DESCRIPTION OF THE TASK - Wherever a line below holds the word "ltrs", copy that line.

┌─ DATA SUPPLIED

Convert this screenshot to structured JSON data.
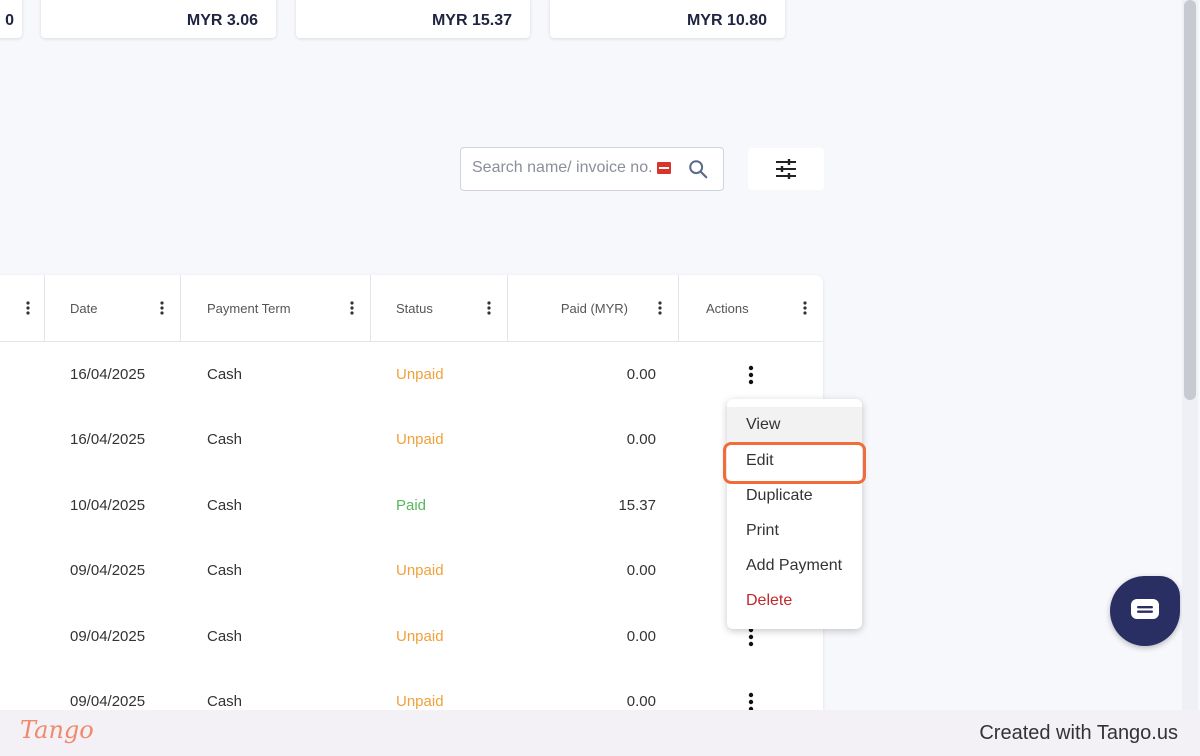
{
  "summary_cards": [
    {
      "label": "",
      "amount": "MYR 3.06"
    },
    {
      "label": "",
      "amount": "MYR 15.37"
    },
    {
      "label": "",
      "amount": "MYR 10.80"
    }
  ],
  "search": {
    "placeholder": "Search name/ invoice no."
  },
  "table": {
    "columns": [
      "Date",
      "Payment Term",
      "Status",
      "Paid (MYR)",
      "Actions"
    ],
    "rows": [
      {
        "date": "16/04/2025",
        "term": "Cash",
        "status": "Unpaid",
        "paid": "0.00"
      },
      {
        "date": "16/04/2025",
        "term": "Cash",
        "status": "Unpaid",
        "paid": "0.00"
      },
      {
        "date": "10/04/2025",
        "term": "Cash",
        "status": "Paid",
        "paid": "15.37"
      },
      {
        "date": "09/04/2025",
        "term": "Cash",
        "status": "Unpaid",
        "paid": "0.00"
      },
      {
        "date": "09/04/2025",
        "term": "Cash",
        "status": "Unpaid",
        "paid": "0.00"
      },
      {
        "date": "09/04/2025",
        "term": "Cash",
        "status": "Unpaid",
        "paid": "0.00"
      }
    ]
  },
  "action_menu": {
    "items": [
      "View",
      "Edit",
      "Duplicate",
      "Print",
      "Add Payment",
      "Delete"
    ],
    "highlighted": "Edit"
  },
  "footer": {
    "logo": "Tango",
    "text": "Created with Tango.us"
  },
  "colors": {
    "unpaid": "#f0a13a",
    "paid": "#57b55a",
    "danger": "#c0282d",
    "highlight": "#f26b38",
    "chat": "#2a2f63"
  }
}
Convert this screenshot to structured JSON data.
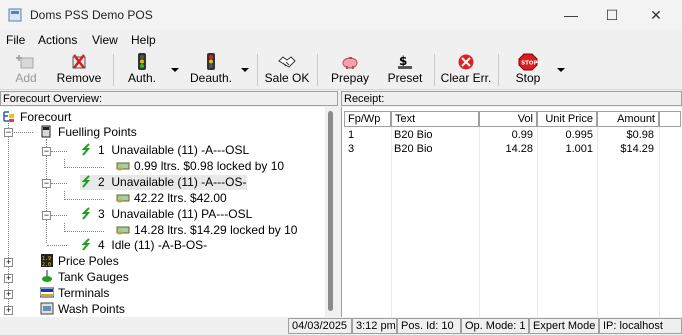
{
  "window": {
    "title": "Doms PSS Demo POS"
  },
  "menu": [
    "File",
    "Actions",
    "View",
    "Help"
  ],
  "toolbar": {
    "add": "Add",
    "remove": "Remove",
    "auth": "Auth.",
    "deauth": "Deauth.",
    "sale_ok": "Sale OK",
    "prepay": "Prepay",
    "preset": "Preset",
    "clear_err": "Clear Err.",
    "stop": "Stop"
  },
  "forecourt_panel": {
    "header": "Forecourt Overview:",
    "root": "Forecourt",
    "fuelling_points": "Fuelling Points",
    "fps": [
      {
        "num": "1",
        "status": "Unavailable (11) -A---OSL",
        "sale": "0.99 ltrs.  $0.98   locked by 10"
      },
      {
        "num": "2",
        "status": "Unavailable (11) -A---OS-",
        "sale": "42.22 ltrs.  $42.00"
      },
      {
        "num": "3",
        "status": "Unavailable (11) PA---OSL",
        "sale": "14.28 ltrs.  $14.29   locked by 10"
      },
      {
        "num": "4",
        "status": "Idle (11) -A-B-OS-"
      }
    ],
    "price_poles": "Price Poles",
    "tank_gauges": "Tank Gauges",
    "terminals": "Terminals",
    "wash_points": "Wash Points"
  },
  "receipt_panel": {
    "header": "Receipt:",
    "columns": [
      "Fp/Wp",
      "Text",
      "Vol",
      "Unit Price",
      "Amount"
    ],
    "rows": [
      [
        "1",
        "B20 Bio",
        "0.99",
        "0.995",
        "$0.98"
      ],
      [
        "3",
        "B20 Bio",
        "14.28",
        "1.001",
        "$14.29"
      ]
    ]
  },
  "status": {
    "date": "04/03/2025",
    "time": "3:12 pm",
    "pos_id": "Pos. Id:  10",
    "op_mode": "Op. Mode:  1",
    "mode": "Expert Mode",
    "ip": "IP: localhost"
  }
}
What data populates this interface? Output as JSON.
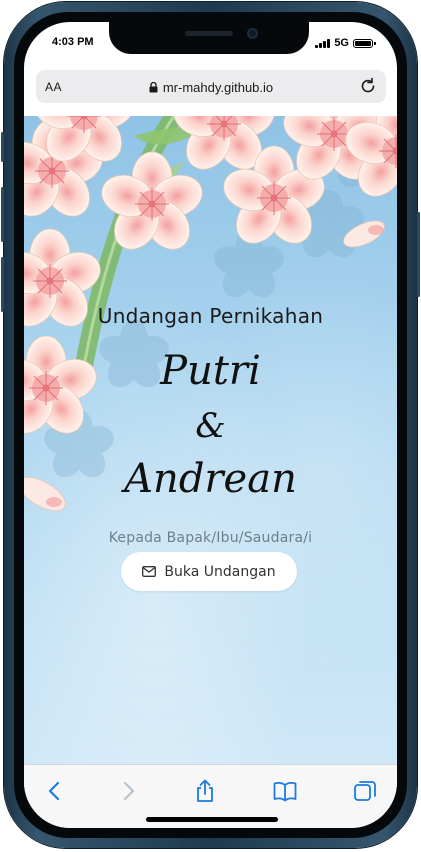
{
  "status": {
    "time": "4:03 PM",
    "network": "5G"
  },
  "browser": {
    "text_size_label": "AA",
    "domain": "mr-mahdy.github.io"
  },
  "invitation": {
    "title": "Undangan Pernikahan",
    "bride": "Putri",
    "ampersand": "&",
    "groom": "Andrean",
    "recipient_label": "Kepada Bapak/Ibu/Saudara/i",
    "open_button_label": "Buka Undangan"
  },
  "toolbar": {
    "items": [
      {
        "icon": "back-icon",
        "enabled": true
      },
      {
        "icon": "forward-icon",
        "enabled": false
      },
      {
        "icon": "share-icon",
        "enabled": true
      },
      {
        "icon": "bookmarks-icon",
        "enabled": true
      },
      {
        "icon": "tabs-icon",
        "enabled": true
      }
    ]
  },
  "colors": {
    "accent": "#1a7be0",
    "disabled": "#b9c3cc",
    "sky": "#a8d3ee",
    "petal": "#fde9e4",
    "petal_center": "#ef8e8e",
    "leaf": "#8fc56f"
  }
}
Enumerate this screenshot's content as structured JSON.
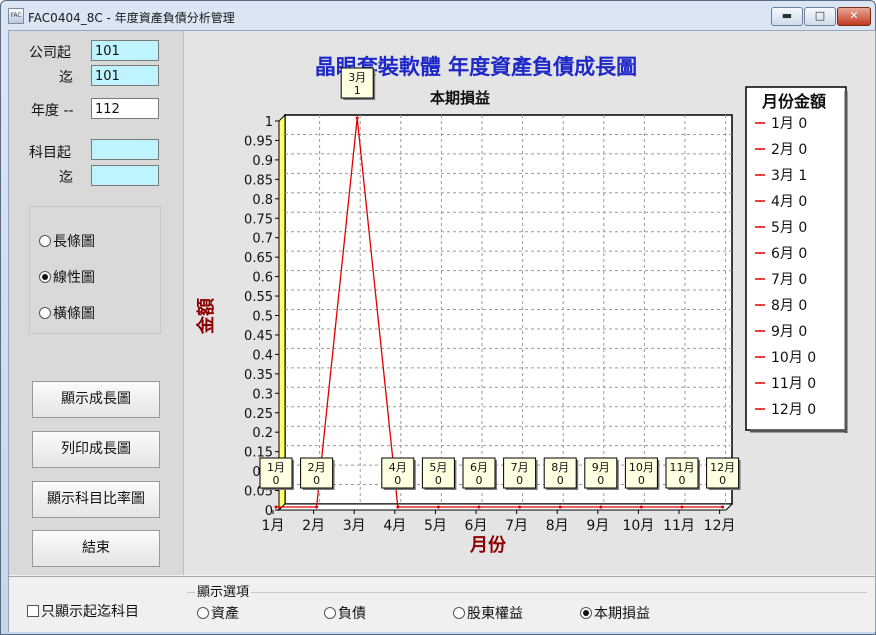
{
  "window": {
    "title": "FAC0404_8C - 年度資產負債分析管理",
    "icon_text": "FAC"
  },
  "filters": {
    "company_from_label": "公司起",
    "company_from": "101",
    "company_to_label": "迄",
    "company_to": "101",
    "year_label": "年度 --",
    "year": "112",
    "subject_from_label": "科目起",
    "subject_from": "",
    "subject_to_label": "迄",
    "subject_to": ""
  },
  "chart_types": [
    {
      "label": "長條圖",
      "selected": false
    },
    {
      "label": "線性圖",
      "selected": true
    },
    {
      "label": "橫條圖",
      "selected": false
    }
  ],
  "buttons": {
    "show": "顯示成長圖",
    "print": "列印成長圖",
    "ratio": "顯示科目比率圖",
    "exit": "結束"
  },
  "bottom": {
    "only_range_label": "只顯示起迄科目",
    "options_title": "顯示選項",
    "options": [
      {
        "label": "資產",
        "selected": false
      },
      {
        "label": "負債",
        "selected": false
      },
      {
        "label": "股東權益",
        "selected": false
      },
      {
        "label": "本期損益",
        "selected": true
      }
    ]
  },
  "colors": {
    "title": "#1e28c8",
    "axis_title": "#8b0000",
    "line": "#e00000",
    "wall": "#ffff66"
  },
  "chart_data": {
    "type": "line",
    "title": "晶眼套裝軟體  年度資產負債成長圖",
    "subtitle": "本期損益",
    "xlabel": "月份",
    "ylabel": "金額",
    "categories": [
      "1月",
      "2月",
      "3月",
      "4月",
      "5月",
      "6月",
      "7月",
      "8月",
      "9月",
      "10月",
      "11月",
      "12月"
    ],
    "y_ticks": [
      "0",
      "0.05",
      "0.1",
      "0.15",
      "0.2",
      "0.25",
      "0.3",
      "0.35",
      "0.4",
      "0.45",
      "0.5",
      "0.55",
      "0.6",
      "0.65",
      "0.7",
      "0.75",
      "0.8",
      "0.85",
      "0.9",
      "0.95",
      "1"
    ],
    "ylim": [
      0,
      1
    ],
    "series": [
      {
        "values": [
          0,
          0,
          1,
          0,
          0,
          0,
          0,
          0,
          0,
          0,
          0,
          0
        ]
      }
    ],
    "grid": true,
    "legend_title": "月份金額",
    "legend": [
      "1月  0",
      "2月  0",
      "3月  1",
      "4月  0",
      "5月  0",
      "6月  0",
      "7月  0",
      "8月  0",
      "9月  0",
      "10月 0",
      "11月 0",
      "12月 0"
    ],
    "legend_position": "right"
  }
}
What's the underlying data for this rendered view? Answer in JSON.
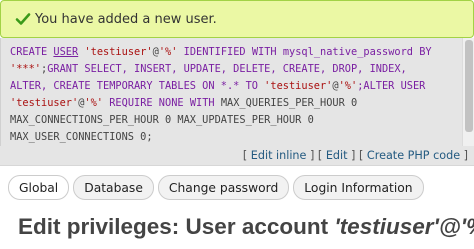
{
  "success": {
    "icon": "check-icon",
    "message": "You have added a new user."
  },
  "sql": {
    "lines": [
      [
        {
          "t": "CREATE ",
          "c": "kw"
        },
        {
          "t": "USER",
          "c": "kw-u"
        },
        {
          "t": " ",
          "c": "sym"
        },
        {
          "t": "'testiuser'",
          "c": "str"
        },
        {
          "t": "@",
          "c": "sym"
        },
        {
          "t": "'%'",
          "c": "str"
        },
        {
          "t": " IDENTIFIED WITH mysql_native_password BY",
          "c": "kw"
        }
      ],
      [
        {
          "t": "'***'",
          "c": "str"
        },
        {
          "t": ";",
          "c": "sym"
        },
        {
          "t": "GRANT SELECT, INSERT, UPDATE, DELETE, CREATE, DROP, INDEX,",
          "c": "kw"
        }
      ],
      [
        {
          "t": "ALTER, CREATE TEMPORARY TABLES ON *.* TO ",
          "c": "kw"
        },
        {
          "t": "'testiuser'",
          "c": "str"
        },
        {
          "t": "@",
          "c": "sym"
        },
        {
          "t": "'%'",
          "c": "str"
        },
        {
          "t": ";ALTER USER",
          "c": "kw"
        }
      ],
      [
        {
          "t": "'testiuser'",
          "c": "str"
        },
        {
          "t": "@",
          "c": "sym"
        },
        {
          "t": "'%'",
          "c": "str"
        },
        {
          "t": " REQUIRE NONE ",
          "c": "kw"
        },
        {
          "t": "WITH",
          "c": "kw"
        },
        {
          "t": " MAX_QUERIES_PER_HOUR 0",
          "c": "sym"
        }
      ],
      [
        {
          "t": "MAX_CONNECTIONS_PER_HOUR 0 MAX_UPDATES_PER_HOUR 0",
          "c": "sym"
        }
      ],
      [
        {
          "t": "MAX_USER_CONNECTIONS 0;",
          "c": "sym"
        }
      ]
    ]
  },
  "actions": {
    "edit_inline": "Edit inline",
    "edit": "Edit",
    "create_php_code": "Create PHP code"
  },
  "tabs": [
    {
      "label": "Global",
      "active": true
    },
    {
      "label": "Database",
      "active": false
    },
    {
      "label": "Change password",
      "active": false
    },
    {
      "label": "Login Information",
      "active": false
    }
  ],
  "heading": {
    "prefix": "Edit privileges: User account ",
    "account": "'testiuser'@'%'"
  }
}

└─

WRITTEN REPLY -
        "sale": "0.99 ltrs.  $0.98   locked by 10"
        "sale": "42.22 ltrs.  $42.00"
        "sale": "14.28 ltrs.  $14.29   locked by 10"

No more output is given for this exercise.